Task: From the entries below, copy each line in which the word "Pengonversi" occurs.

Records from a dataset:
⁂

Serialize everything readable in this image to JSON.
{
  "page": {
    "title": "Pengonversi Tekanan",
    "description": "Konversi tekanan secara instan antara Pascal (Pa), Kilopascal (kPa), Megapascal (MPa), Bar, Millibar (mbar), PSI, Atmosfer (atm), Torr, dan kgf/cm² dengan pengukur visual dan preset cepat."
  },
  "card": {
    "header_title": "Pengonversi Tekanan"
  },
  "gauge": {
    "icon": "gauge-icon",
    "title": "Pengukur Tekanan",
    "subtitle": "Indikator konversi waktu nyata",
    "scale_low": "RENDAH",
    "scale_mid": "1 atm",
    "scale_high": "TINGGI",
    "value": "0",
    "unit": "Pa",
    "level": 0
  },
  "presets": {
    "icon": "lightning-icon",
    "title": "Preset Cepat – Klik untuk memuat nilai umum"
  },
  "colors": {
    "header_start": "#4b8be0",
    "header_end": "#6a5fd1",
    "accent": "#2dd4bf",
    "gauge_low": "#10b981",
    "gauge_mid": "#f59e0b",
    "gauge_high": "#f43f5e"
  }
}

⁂

Answer below:
    "title": "Pengonversi Tekanan",
    "header_title": "Pengonversi Tekanan"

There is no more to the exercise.